Tokyo Contemporary Art Award





In addition to participating in the exhibition at the Museum of Contemporary Art Australia (MCA), I conducted study and research on the symbiosis between humans and animals, as well as life design in Australia. Based on research with one eye on welfare, I conducted some experimental activities.

  • “Ultra Unreal” installation view at Museum of Contemporary Art Australia, 2022 Photo: Alex DAVIES

    I participated in the exhibition “Ultra Unreal” where I set up the installation of “Slaughterhouse” and “Pootopia,” and performed as part of the opening program for three days.
  • “Ultra Unreal” installation view at Museum of Contemporary Art Australia, 2022 Photo: Anna KUČERA

  • “Ultra Unreal” installation view and the artist at Museum of Contemporary Art Australia, 2022 Photo: Anna KUČERA

  • I accompanied Dr. Ben Moore, a biologist and Associate Professor at Western Sydney University, on a tracking survey of wild koalas. During the survey, I interviewed him, focusing on plant-animal interactions and how the ecosystem has changed due to climate and landscape changes since the COVID-19 pandemic began.
  • I interviewed Mr. Justin Shoulder, a participating artist in the exhibition “Ultra Unreal” and a member of Club Ate, after snorkeling with him at Bronte Beach.
    We exchanged views on the recent forced social disconnection and the worsening climate crisis, centered on the activities to revitalize the queer communities in the Asia-pacific region, including Australia and the Philippines.

My primary objective in this research was to participate in the exhibitions and visit animal shelters. Unfortunately, I failed to achieve this because most of the facilities were not open to visitors due to the fact that they were busy dealing with the spread of COVID-19. However, I was given the opportunity to accompany a researcher on a wild koala tracking survey, and was able to hear valuable stories about recent environmental issues that could be learned through the survey. Sydney has been facing extreme weather conditions since the pandemic, and it rained continuously during my stay. Infrastructure in the country is not as well developed as in Japan, which is a disaster-prone country, so the damage in Australia may be more severe. Perhaps because of this, I saw many exhibits on the theme of the environment and nature.

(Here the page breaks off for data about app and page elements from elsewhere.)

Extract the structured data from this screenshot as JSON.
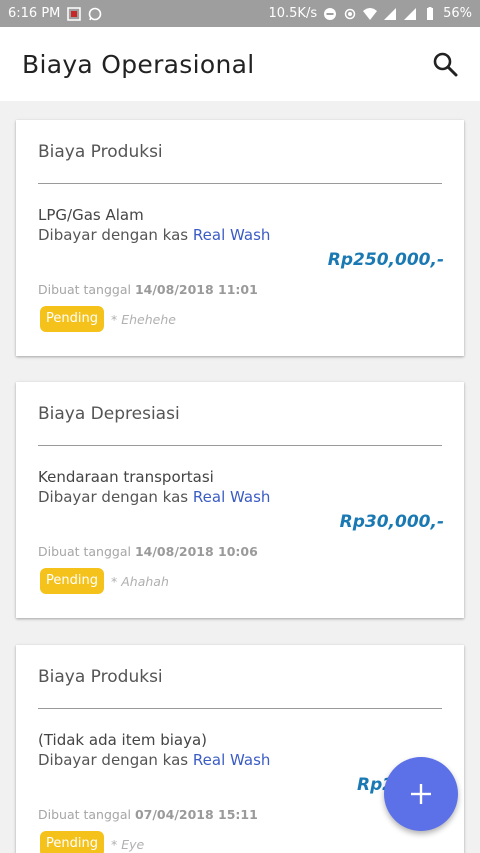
{
  "status": {
    "time": "6:16 PM",
    "net_speed": "10.5K/s",
    "battery": "56%"
  },
  "appbar": {
    "title": "Biaya Operasional",
    "search_icon": "search-icon"
  },
  "cards": [
    {
      "title": "Biaya Produksi",
      "item": "LPG/Gas Alam",
      "paid_prefix": "Dibayar dengan kas",
      "account": "Real Wash",
      "amount": "Rp250,000,-",
      "created_label": "Dibuat tanggal",
      "created_date": "14/08/2018 11:01",
      "status": "Pending",
      "note": "* Ehehehe"
    },
    {
      "title": "Biaya Depresiasi",
      "item": "Kendaraan transportasi",
      "paid_prefix": "Dibayar dengan kas",
      "account": "Real Wash",
      "amount": "Rp30,000,-",
      "created_label": "Dibuat tanggal",
      "created_date": "14/08/2018 10:06",
      "status": "Pending",
      "note": "* Ahahah"
    },
    {
      "title": "Biaya Produksi",
      "item": "(Tidak ada item biaya)",
      "paid_prefix": "Dibayar dengan kas",
      "account": "Real Wash",
      "amount": "Rp2",
      "created_label": "Dibuat tanggal",
      "created_date": "07/04/2018 15:11",
      "status": "Pending",
      "note": "* Eye"
    }
  ],
  "fab": {
    "icon": "plus-icon"
  },
  "colors": {
    "accent": "#5c70e8",
    "amount": "#1a79b3",
    "account_link": "#3b5cc4",
    "pending_badge": "#f5c21b"
  }
}
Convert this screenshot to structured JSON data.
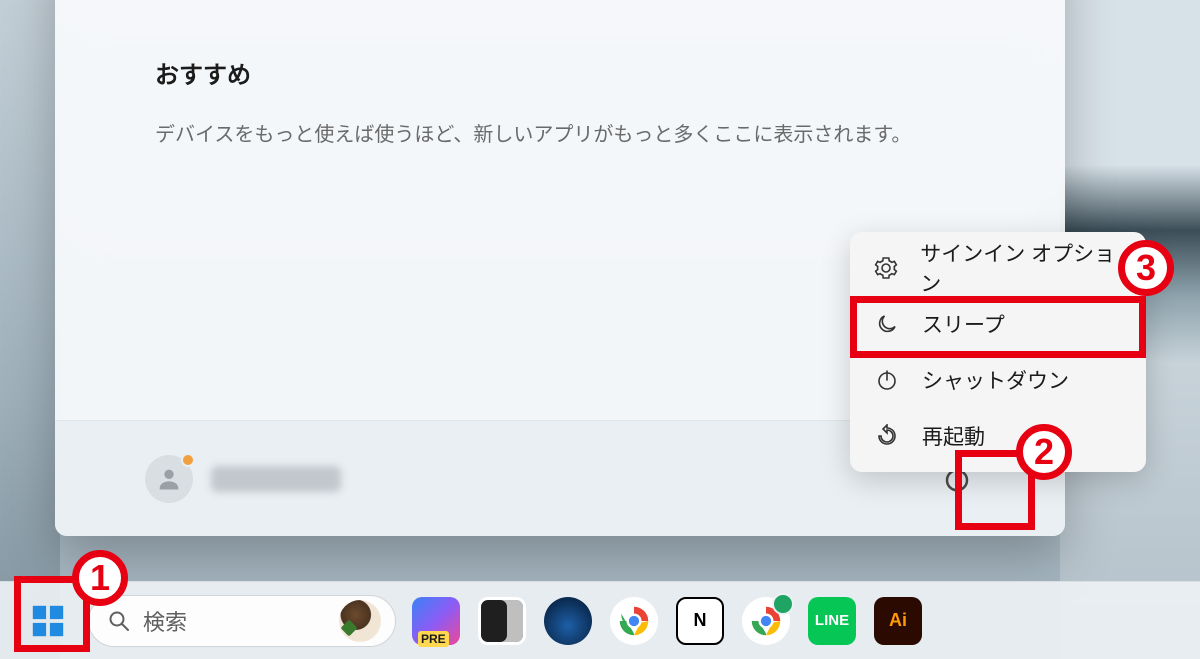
{
  "start_panel": {
    "recommended_title": "おすすめ",
    "recommended_body": "デバイスをもっと使えば使うほど、新しいアプリがもっと多くここに表示されます。"
  },
  "power_menu": {
    "signin_options": "サインイン オプション",
    "sleep": "スリープ",
    "shutdown": "シャットダウン",
    "restart": "再起動"
  },
  "taskbar": {
    "search_placeholder": "検索",
    "notion_glyph": "N",
    "line_glyph": "LINE",
    "ai_glyph": "Ai"
  },
  "annotations": {
    "one": "1",
    "two": "2",
    "three": "3"
  }
}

Germany, Kosovo (Prishtina), Italy, Poland, France2022.9.16- 10.8 / 11.4- 12.1

Going across various parts of Europe, I visited several international exhibitions and special exhibitions. I saw many exhibitions with an awareness of de-eurocentrism, but the one that particularly struck me with its sense of presence was the Manifesto 14 event held in Prishtina, the capital city of Kosovo, which is not an EU member.

  • View of Prishtina, the city serving as the venue of for the Manifesto 14 event.

  • View of an exhibition at the Manifesto 14, Prishtina, Kosovo 2022.
    I was accompanied on my visit to Manifesto 14 by Tsuda Michiko, who was also in Europe.

United Kingdom (Birmingham, Coventry, Oxford and London)2022.10.8- 11.4

I participated in the Fierce Festival 2022 that was held in the UK city of Birmingham, conducting exhibitions and performances, talk sessions and workshops. I was also able to intermingle with many people through watching the performances of other artists invited to the festival and taking part in workshops.

  • “Fierce Festival 2022” installation view and the artist, Symphony Hall, Birmingham, UK, 2022

  • “Pigpen” performance at 7SVN, Birmingham, UK, 2022

  • Group shot during a workshop held at “Fierce Festival 2022,” Birmingham, UK

The overwhelming majority of exhibits I saw during my time in Europe were post-human and non-human themed exhibits that were deeply connected to my own creative work. At the Fierce Festival 2022 in particular, I was able to feel at first-hand the objects and performances that cast the spotlight on the festival’s theme of the relationships between humankind and animals, and I gained a huge amount from these encounters. Staying overseas for an extended period was a novel experience for me and I frequently found myself confused by linguistic and cultural differences. But I looked at that difficult situation from a perspective of having become an animal myself, and was able to enjoy the fact of being helped by people while sensing the pleasure of sharing something with others. I am currently at work on the creation of new works based on these experiences.

Text, Photo: Saeborg
Edited by Tokyo Arts and Space